The Arkansas Court of Appeals on Wednesday said Circuit Judge Jodi Raines Dennis was correct when she dismissed claims against a national trucking company and a driver that stemmed from a traffic accident in 2008.

Debra Davis had filed suit against Schneider National Carriers Inc., a wholly-owned subsidiary of Schneider National Inc., and against Paul Turner, a driver for the company

Davis was involved in a traffic accident at approximately 7 a.m., on Nov. 13, 2008, in Jefferson County. According to the appeal, she was traveling east on a county road that intersects with U.S. 79, and approached an intersection controlled by a stop sign. A tractor-trailer driven by Turner was traveling south of U.S. 79 at between 50 and 55 mph. Davis attempted to make a left turn onto U.S. 79 when she collided with the tractor-trailer. Her appeal said she was knocked unconscious, and has no memory of the events.

Davis filed suit against both the company and driver for the severe and permanent injuries she received, alleging negligence on the part of both the company and driver, and sought both compensatory and punitive damages.

The company and Turner filed an answer denying the claims by Davis, and asked the court for summary judgment, contending that Davis’ failure to stop and failure to yield was the sole cause of the accident.

After a hearing on the motion for summary judgment but before the court order granting that judgment, Davis amended her complaint, contending that Turner was negligent and was driving recklessly, and the company was negligent because it failed to inform Turner of his sleep apnea condition.

On April 10, 2012, Dennis entered an order granting summary judgment to the company and driver, and denying each of Davis’ claims., and an appeal followed.

In that appeal, Davis contended that there were material issues of fact that needed to be considered, including visibility conditions and whether Turner’s speed in the foggy conditions were a cause of her injuries.

In his deposition, Turner said there were no problems with visibility, and said he saw Davis’ vehicle approaching U.S. 79 along a side road, and that it appeared the vehicle slowed down before his entering the intersection. He said he did not see Davis’ vehicle enter the intersection because the cab of his truck had already passed the intersection.

Davis offered testimony from Arkansas State Trooper Charles Spurlin, who described the fog on arriving at the accident scene. The appeals court, however, said Spurlin’s description of the fog was from a different location and time, and he didn’t arrive at the accident scene until 26 minutes after receiving the call.

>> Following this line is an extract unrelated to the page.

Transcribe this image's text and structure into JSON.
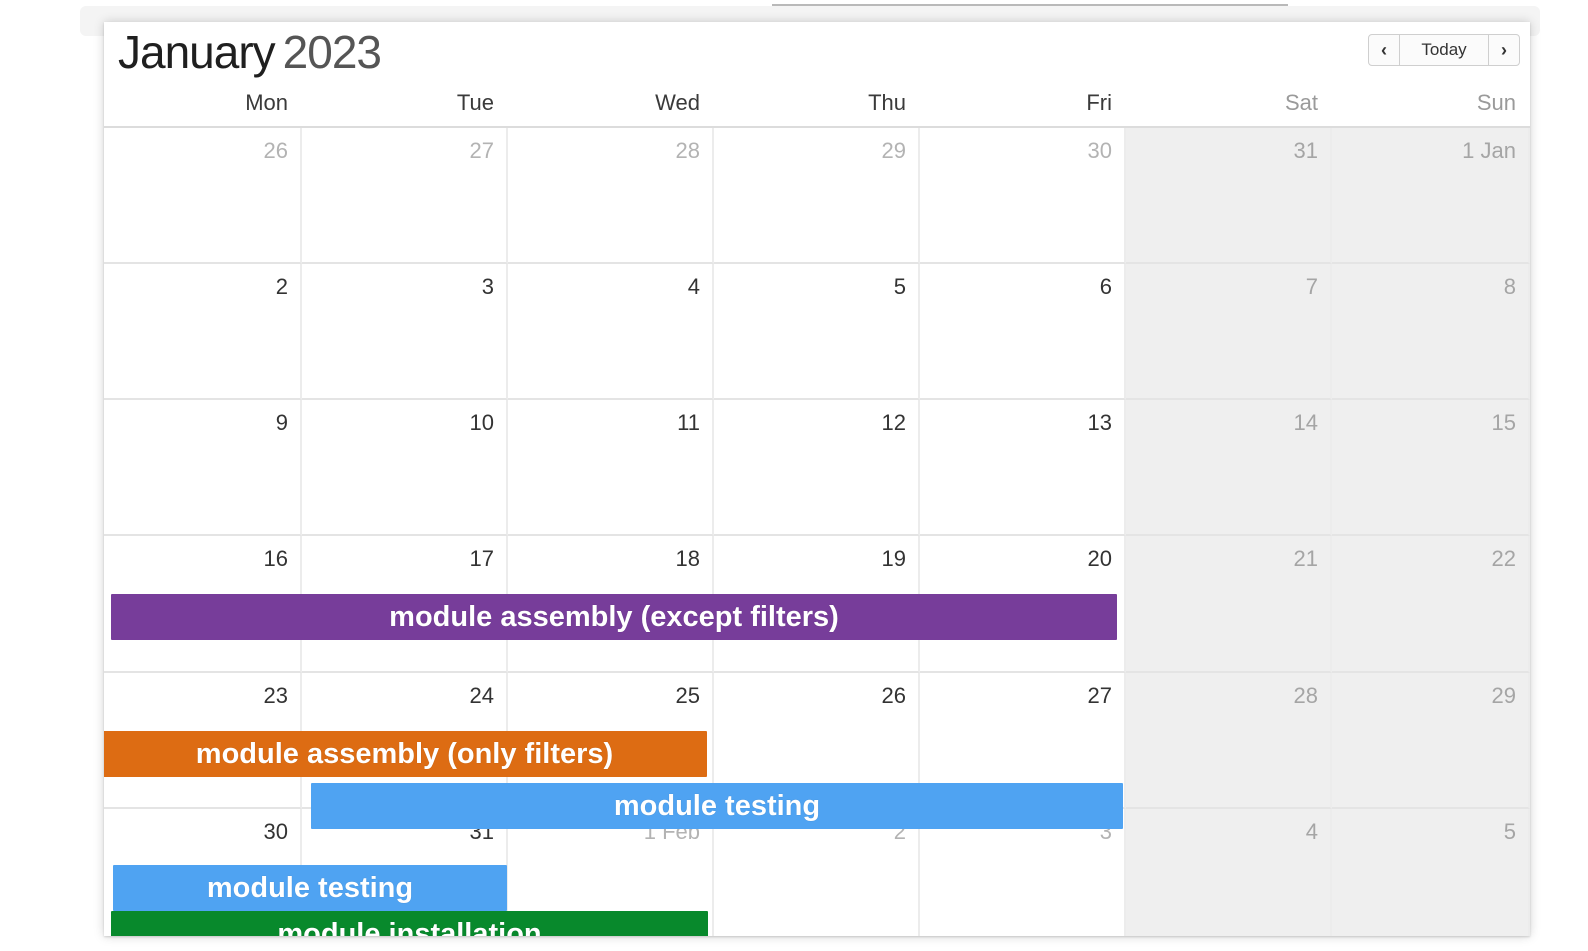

Depositions from six other witnesses were also disallowed because they were also not present at the time of the accident.

In its ruling, the appeals court said Turner was not required to slow down or bring his vehicle under control so as to be able to stop to avoid the collision, and his testimony and Spurlin’s report showed that he attempted to change lanes to avoid the crash.

“Here, there is no material issue of fact that Turner was using a through highway and that Davis had the duty to yield at the intersection which she failed to do,” the appeals court said in its ruling. “Turner had already entered the intersection when he was struck broadside by Davis. Under these circumstances, we agree with the circuit court’s conclusion that Davis was the proximate cause of the accident.”